1/7/15: UEA awarded £2 million for research into reducing medication errors in care homes


Researchers at UEA have been awarded a £2 million grant from the National Institute of Health Research (NIHR) for a five-year research programme into medicines management in care homes.

The research follows on from three recent reports and NICE guidance on the management of prescribed drugs within care homes. One study found that almost 70% of care home residents experience at least one medication error on any given day.  Professors David Wright from UEA School of Pharmacy and Richard Holland from Norwich Medical School (UEA) are leading the research on this project in collaboration with colleagues at University of Aberdeen, Leeds University and Queen’s University Belfast, and in partnership with NHS South Norfolk Clinical Commissioning Group (CCG).

The proposal is for a resident’s GP to continue to manage acute problems and assume overall responsibility for individual resident care whilst a pharmacist independent prescriber will assume responsibility for medicines management primarily through the development of individualised pharmaceutical care plans and repeat prescription authorisation.  Prof Richard Holland said: “This is an incredibly exciting opportunity for GPs and pharmacists to work together to improve patient care in the primary care setting.  It is great that we have been given sufficient time and funding to develop and trial the model before fully testing it. By determining the cost-effectiveness of the intervention rather than just its effectiveness we also increase the chance of the service being adopted more widely at a later date.”

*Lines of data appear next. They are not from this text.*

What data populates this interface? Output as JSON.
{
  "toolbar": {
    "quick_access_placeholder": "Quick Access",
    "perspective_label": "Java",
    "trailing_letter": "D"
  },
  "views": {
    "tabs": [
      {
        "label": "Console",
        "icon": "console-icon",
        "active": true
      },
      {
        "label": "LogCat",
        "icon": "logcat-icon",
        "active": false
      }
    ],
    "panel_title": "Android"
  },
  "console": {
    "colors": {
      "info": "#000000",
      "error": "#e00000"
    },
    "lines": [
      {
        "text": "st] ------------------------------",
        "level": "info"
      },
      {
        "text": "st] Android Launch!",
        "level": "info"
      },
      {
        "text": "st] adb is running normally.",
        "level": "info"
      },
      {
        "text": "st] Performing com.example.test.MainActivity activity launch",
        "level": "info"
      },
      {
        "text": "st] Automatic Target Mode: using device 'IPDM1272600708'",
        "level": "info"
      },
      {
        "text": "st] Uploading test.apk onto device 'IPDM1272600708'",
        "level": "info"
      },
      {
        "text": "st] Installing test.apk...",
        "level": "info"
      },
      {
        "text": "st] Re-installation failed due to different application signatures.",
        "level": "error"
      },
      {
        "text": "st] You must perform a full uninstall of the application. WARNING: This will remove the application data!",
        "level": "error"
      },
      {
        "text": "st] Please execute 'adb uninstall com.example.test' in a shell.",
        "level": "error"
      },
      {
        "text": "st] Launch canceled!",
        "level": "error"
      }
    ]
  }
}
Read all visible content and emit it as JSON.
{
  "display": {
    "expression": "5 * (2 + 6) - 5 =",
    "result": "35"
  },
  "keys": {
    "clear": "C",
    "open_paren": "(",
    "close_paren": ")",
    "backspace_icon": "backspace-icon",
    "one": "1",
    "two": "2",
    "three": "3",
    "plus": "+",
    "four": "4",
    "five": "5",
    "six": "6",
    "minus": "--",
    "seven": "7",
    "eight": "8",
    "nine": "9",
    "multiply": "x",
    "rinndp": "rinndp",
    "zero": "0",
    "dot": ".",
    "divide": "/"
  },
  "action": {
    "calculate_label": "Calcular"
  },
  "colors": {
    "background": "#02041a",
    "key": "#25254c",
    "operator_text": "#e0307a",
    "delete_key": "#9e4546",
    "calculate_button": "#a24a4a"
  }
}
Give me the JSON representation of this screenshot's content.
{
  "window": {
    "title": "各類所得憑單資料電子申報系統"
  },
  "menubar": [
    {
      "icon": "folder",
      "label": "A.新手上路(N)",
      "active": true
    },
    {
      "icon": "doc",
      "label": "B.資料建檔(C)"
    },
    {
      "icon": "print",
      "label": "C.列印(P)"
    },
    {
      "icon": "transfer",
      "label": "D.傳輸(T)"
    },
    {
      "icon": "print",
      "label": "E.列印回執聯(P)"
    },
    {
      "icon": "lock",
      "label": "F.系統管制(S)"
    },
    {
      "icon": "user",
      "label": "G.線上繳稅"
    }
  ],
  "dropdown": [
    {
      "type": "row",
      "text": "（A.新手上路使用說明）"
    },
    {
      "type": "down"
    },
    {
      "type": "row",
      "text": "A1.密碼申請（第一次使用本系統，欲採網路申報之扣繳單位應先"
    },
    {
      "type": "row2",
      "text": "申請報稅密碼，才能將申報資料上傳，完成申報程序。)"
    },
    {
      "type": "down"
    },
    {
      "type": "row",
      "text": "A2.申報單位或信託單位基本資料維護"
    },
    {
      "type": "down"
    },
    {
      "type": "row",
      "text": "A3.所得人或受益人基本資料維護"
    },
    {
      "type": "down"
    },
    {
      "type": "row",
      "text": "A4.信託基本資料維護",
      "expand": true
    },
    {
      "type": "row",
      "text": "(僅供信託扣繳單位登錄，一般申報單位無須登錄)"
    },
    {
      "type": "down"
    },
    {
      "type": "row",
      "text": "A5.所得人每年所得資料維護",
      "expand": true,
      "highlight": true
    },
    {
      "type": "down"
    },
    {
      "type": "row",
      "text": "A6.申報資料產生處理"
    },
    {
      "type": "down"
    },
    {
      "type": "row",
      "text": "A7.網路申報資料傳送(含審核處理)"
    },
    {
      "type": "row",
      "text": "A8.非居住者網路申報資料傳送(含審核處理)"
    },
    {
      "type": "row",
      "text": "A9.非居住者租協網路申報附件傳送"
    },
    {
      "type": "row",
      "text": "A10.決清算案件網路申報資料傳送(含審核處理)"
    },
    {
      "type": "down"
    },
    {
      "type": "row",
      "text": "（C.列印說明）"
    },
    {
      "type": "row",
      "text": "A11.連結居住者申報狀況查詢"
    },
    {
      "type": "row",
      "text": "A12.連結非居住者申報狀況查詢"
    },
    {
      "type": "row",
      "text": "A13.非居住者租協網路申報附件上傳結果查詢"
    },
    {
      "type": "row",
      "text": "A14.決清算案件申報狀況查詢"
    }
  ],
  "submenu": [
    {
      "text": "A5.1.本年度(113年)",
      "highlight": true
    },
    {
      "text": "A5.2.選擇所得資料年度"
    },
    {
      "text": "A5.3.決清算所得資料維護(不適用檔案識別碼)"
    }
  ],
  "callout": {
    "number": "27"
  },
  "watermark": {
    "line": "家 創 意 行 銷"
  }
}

Prof David Wright said: “We believe that this is a potentially cost-effective approach to meeting recent NICE guidance regarding the management of medicines in care homes.  The prescribing pharmacist can support residents with their medicines when they transfer in and out of the home, work with the GP to provide reassurance that medicines are being regularly reviewed and monitored, help carers and nurses in homes to ensure that medicines are given safely and appropriately and work with residents to ensure that they are involved in any decisions about their medicines.”

The first year of the project will involve developing the service specification and in year two a small feasibility study will be undertaken in each area which will then lead onto a pilot and then proceed to a randomised controlled trial. 


Not just a 'tick box exercise' - meaningful public involvement in research 

International Journal of Pharmacy Practice 2018, 26, pp. 197-198   Click here to read article